# [Instructions to follow]
Copy the data exactly. No line may be skipped.

--- Data shown ---

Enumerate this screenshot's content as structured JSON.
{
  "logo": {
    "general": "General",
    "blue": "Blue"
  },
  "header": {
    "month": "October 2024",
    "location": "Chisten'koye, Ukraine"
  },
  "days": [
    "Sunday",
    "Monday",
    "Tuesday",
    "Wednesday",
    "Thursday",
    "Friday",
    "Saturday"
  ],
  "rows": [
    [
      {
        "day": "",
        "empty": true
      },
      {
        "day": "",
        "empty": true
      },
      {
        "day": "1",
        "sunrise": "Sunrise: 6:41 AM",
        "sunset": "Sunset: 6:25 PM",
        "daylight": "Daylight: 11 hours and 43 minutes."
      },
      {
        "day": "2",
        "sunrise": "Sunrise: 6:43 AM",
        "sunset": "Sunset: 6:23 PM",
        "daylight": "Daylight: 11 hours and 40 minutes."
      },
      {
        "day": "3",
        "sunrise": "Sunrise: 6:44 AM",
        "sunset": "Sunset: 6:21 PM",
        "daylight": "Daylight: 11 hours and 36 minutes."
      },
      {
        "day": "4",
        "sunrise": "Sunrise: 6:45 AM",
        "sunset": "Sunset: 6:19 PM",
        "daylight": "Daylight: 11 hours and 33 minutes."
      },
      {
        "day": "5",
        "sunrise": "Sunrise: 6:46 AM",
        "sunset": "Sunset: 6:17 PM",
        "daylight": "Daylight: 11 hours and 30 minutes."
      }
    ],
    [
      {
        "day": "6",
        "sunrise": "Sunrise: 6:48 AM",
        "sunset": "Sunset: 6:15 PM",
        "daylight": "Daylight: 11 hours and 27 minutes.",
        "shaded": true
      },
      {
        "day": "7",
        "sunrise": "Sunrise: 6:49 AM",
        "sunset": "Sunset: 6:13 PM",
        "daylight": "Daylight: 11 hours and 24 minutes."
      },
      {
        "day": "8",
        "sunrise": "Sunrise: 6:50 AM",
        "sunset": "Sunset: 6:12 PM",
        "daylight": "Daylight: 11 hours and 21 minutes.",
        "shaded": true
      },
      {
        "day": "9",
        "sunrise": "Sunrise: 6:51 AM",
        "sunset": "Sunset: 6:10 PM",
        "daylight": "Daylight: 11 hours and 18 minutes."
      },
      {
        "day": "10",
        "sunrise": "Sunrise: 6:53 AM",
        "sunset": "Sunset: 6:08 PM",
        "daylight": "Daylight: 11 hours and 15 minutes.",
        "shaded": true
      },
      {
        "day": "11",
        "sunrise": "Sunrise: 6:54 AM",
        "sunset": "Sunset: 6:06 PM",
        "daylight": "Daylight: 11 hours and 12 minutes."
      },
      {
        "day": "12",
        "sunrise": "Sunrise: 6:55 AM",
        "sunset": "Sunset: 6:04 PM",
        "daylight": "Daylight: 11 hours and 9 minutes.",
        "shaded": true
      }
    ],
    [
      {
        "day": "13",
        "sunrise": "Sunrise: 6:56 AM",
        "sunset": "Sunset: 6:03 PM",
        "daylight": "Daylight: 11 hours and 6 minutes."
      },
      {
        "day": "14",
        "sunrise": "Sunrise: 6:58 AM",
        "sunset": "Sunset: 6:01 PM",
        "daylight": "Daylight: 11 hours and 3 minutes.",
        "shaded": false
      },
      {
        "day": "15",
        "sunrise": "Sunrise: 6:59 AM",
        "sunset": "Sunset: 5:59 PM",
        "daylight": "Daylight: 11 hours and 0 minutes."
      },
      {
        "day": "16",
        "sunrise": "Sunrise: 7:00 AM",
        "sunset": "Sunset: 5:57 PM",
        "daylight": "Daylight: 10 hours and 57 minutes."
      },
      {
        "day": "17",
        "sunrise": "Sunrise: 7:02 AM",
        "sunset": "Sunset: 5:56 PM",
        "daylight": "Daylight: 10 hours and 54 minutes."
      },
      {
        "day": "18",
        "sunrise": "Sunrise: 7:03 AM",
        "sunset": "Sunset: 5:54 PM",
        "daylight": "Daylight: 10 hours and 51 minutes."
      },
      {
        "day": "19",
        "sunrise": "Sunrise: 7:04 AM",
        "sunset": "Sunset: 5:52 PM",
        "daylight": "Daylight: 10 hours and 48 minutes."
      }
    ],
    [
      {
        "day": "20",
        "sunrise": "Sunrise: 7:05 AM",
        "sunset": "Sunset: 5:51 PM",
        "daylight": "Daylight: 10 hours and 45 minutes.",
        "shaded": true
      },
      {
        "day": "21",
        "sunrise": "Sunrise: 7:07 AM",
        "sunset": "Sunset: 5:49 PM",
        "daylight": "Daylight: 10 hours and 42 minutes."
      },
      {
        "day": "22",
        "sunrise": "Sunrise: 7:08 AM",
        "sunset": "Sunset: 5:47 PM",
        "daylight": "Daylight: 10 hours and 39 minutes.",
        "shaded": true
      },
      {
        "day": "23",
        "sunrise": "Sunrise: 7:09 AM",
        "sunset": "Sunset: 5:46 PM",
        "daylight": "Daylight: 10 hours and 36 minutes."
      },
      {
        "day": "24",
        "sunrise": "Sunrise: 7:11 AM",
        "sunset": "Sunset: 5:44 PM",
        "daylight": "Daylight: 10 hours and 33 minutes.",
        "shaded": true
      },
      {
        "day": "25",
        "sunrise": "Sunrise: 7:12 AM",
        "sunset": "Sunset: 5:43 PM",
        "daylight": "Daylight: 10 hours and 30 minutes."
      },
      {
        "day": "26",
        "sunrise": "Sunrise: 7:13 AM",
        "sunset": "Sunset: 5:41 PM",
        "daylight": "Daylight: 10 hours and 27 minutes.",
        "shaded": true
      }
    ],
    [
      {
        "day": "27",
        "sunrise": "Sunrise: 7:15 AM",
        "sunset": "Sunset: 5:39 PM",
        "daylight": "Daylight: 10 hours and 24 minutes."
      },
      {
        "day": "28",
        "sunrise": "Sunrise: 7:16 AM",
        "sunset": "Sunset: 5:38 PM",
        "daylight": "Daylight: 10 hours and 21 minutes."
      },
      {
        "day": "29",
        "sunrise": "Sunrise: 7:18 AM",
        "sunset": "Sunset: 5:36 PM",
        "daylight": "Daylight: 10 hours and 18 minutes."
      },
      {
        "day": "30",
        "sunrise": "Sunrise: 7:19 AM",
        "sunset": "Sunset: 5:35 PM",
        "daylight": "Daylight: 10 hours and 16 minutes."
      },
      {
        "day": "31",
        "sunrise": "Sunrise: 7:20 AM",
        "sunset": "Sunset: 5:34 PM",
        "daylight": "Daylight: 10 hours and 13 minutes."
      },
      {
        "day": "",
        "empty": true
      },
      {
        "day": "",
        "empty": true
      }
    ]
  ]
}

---

# [Answer below]
Enumerate this screenshot's content as structured JSON.
{
  "logo": {
    "general": "General",
    "blue": "Blue"
  },
  "header": {
    "month": "October 2024",
    "location": "Chisten'koye, Ukraine"
  },
  "days": [
    "Sunday",
    "Monday",
    "Tuesday",
    "Wednesday",
    "Thursday",
    "Friday",
    "Saturday"
  ],
  "rows": [
    [
      {
        "day": "",
        "empty": true
      },
      {
        "day": "",
        "empty": true
      },
      {
        "day": "1",
        "sunrise": "Sunrise: 6:41 AM",
        "sunset": "Sunset: 6:25 PM",
        "daylight": "Daylight: 11 hours and 43 minutes."
      },
      {
        "day": "2",
        "sunrise": "Sunrise: 6:43 AM",
        "sunset": "Sunset: 6:23 PM",
        "daylight": "Daylight: 11 hours and 40 minutes."
      },
      {
        "day": "3",
        "sunrise": "Sunrise: 6:44 AM",
        "sunset": "Sunset: 6:21 PM",
        "daylight": "Daylight: 11 hours and 36 minutes."
      },
      {
        "day": "4",
        "sunrise": "Sunrise: 6:45 AM",
        "sunset": "Sunset: 6:19 PM",
        "daylight": "Daylight: 11 hours and 33 minutes."
      },
      {
        "day": "5",
        "sunrise": "Sunrise: 6:46 AM",
        "sunset": "Sunset: 6:17 PM",
        "daylight": "Daylight: 11 hours and 30 minutes."
      }
    ],
    [
      {
        "day": "6",
        "sunrise": "Sunrise: 6:48 AM",
        "sunset": "Sunset: 6:15 PM",
        "daylight": "Daylight: 11 hours and 27 minutes.",
        "shaded": true
      },
      {
        "day": "7",
        "sunrise": "Sunrise: 6:49 AM",
        "sunset": "Sunset: 6:13 PM",
        "daylight": "Daylight: 11 hours and 24 minutes."
      },
      {
        "day": "8",
        "sunrise": "Sunrise: 6:50 AM",
        "sunset": "Sunset: 6:12 PM",
        "daylight": "Daylight: 11 hours and 21 minutes.",
        "shaded": true
      },
      {
        "day": "9",
        "sunrise": "Sunrise: 6:51 AM",
        "sunset": "Sunset: 6:10 PM",
        "daylight": "Daylight: 11 hours and 18 minutes."
      },
      {
        "day": "10",
        "sunrise": "Sunrise: 6:53 AM",
        "sunset": "Sunset: 6:08 PM",
        "daylight": "Daylight: 11 hours and 15 minutes.",
        "shaded": true
      },
      {
        "day": "11",
        "sunrise": "Sunrise: 6:54 AM",
        "sunset": "Sunset: 6:06 PM",
        "daylight": "Daylight: 11 hours and 12 minutes."
      },
      {
        "day": "12",
        "sunrise": "Sunrise: 6:55 AM",
        "sunset": "Sunset: 6:04 PM",
        "daylight": "Daylight: 11 hours and 9 minutes.",
        "shaded": true
      }
    ],
    [
      {
        "day": "13",
        "sunrise": "Sunrise: 6:56 AM",
        "sunset": "Sunset: 6:03 PM",
        "daylight": "Daylight: 11 hours and 6 minutes."
      },
      {
        "day": "14",
        "sunrise": "Sunrise: 6:58 AM",
        "sunset": "Sunset: 6:01 PM",
        "daylight": "Daylight: 11 hours and 3 minutes.",
        "shaded": false
      },
      {
        "day": "15",
        "sunrise": "Sunrise: 6:59 AM",
        "sunset": "Sunset: 5:59 PM",
        "daylight": "Daylight: 11 hours and 0 minutes."
      },
      {
        "day": "16",
        "sunrise": "Sunrise: 7:00 AM",
        "sunset": "Sunset: 5:57 PM",
        "daylight": "Daylight: 10 hours and 57 minutes."
      },
      {
        "day": "17",
        "sunrise": "Sunrise: 7:02 AM",
        "sunset": "Sunset: 5:56 PM",
        "daylight": "Daylight: 10 hours and 54 minutes."
      },
      {
        "day": "18",
        "sunrise": "Sunrise: 7:03 AM",
        "sunset": "Sunset: 5:54 PM",
        "daylight": "Daylight: 10 hours and 51 minutes."
      },
      {
        "day": "19",
        "sunrise": "Sunrise: 7:04 AM",
        "sunset": "Sunset: 5:52 PM",
        "daylight": "Daylight: 10 hours and 48 minutes."
      }
    ],
    [
      {
        "day": "20",
        "sunrise": "Sunrise: 7:05 AM",
        "sunset": "Sunset: 5:51 PM",
        "daylight": "Daylight: 10 hours and 45 minutes.",
        "shaded": true
      },
      {
        "day": "21",
        "sunrise": "Sunrise: 7:07 AM",
        "sunset": "Sunset: 5:49 PM",
        "daylight": "Daylight: 10 hours and 42 minutes."
      },
      {
        "day": "22",
        "sunrise": "Sunrise: 7:08 AM",
        "sunset": "Sunset: 5:47 PM",
        "daylight": "Daylight: 10 hours and 39 minutes.",
        "shaded": true
      },
      {
        "day": "23",
        "sunrise": "Sunrise: 7:09 AM",
        "sunset": "Sunset: 5:46 PM",
        "daylight": "Daylight: 10 hours and 36 minutes."
      },
      {
        "day": "24",
        "sunrise": "Sunrise: 7:11 AM",
        "sunset": "Sunset: 5:44 PM",
        "daylight": "Daylight: 10 hours and 33 minutes.",
        "shaded": true
      },
      {
        "day": "25",
        "sunrise": "Sunrise: 7:12 AM",
        "sunset": "Sunset: 5:43 PM",
        "daylight": "Daylight: 10 hours and 30 minutes."
      },
      {
        "day": "26",
        "sunrise": "Sunrise: 7:13 AM",
        "sunset": "Sunset: 5:41 PM",
        "daylight": "Daylight: 10 hours and 27 minutes.",
        "shaded": true
      }
    ],
    [
      {
        "day": "27",
        "sunrise": "Sunrise: 7:15 AM",
        "sunset": "Sunset: 5:39 PM",
        "daylight": "Daylight: 10 hours and 24 minutes."
      },
      {
        "day": "28",
        "sunrise": "Sunrise: 7:16 AM",
        "sunset": "Sunset: 5:38 PM",
        "daylight": "Daylight: 10 hours and 21 minutes."
      },
      {
        "day": "29",
        "sunrise": "Sunrise: 7:18 AM",
        "sunset": "Sunset: 5:36 PM",
        "daylight": "Daylight: 10 hours and 18 minutes."
      },
      {
        "day": "30",
        "sunrise": "Sunrise: 7:19 AM",
        "sunset": "Sunset: 5:35 PM",
        "daylight": "Daylight: 10 hours and 16 minutes."
      },
      {
        "day": "31",
        "sunrise": "Sunrise: 7:20 AM",
        "sunset": "Sunset: 5:34 PM",
        "daylight": "Daylight: 10 hours and 13 minutes."
      },
      {
        "day": "",
        "empty": true
      },
      {
        "day": "",
        "empty": true
      }
    ]
  ]
}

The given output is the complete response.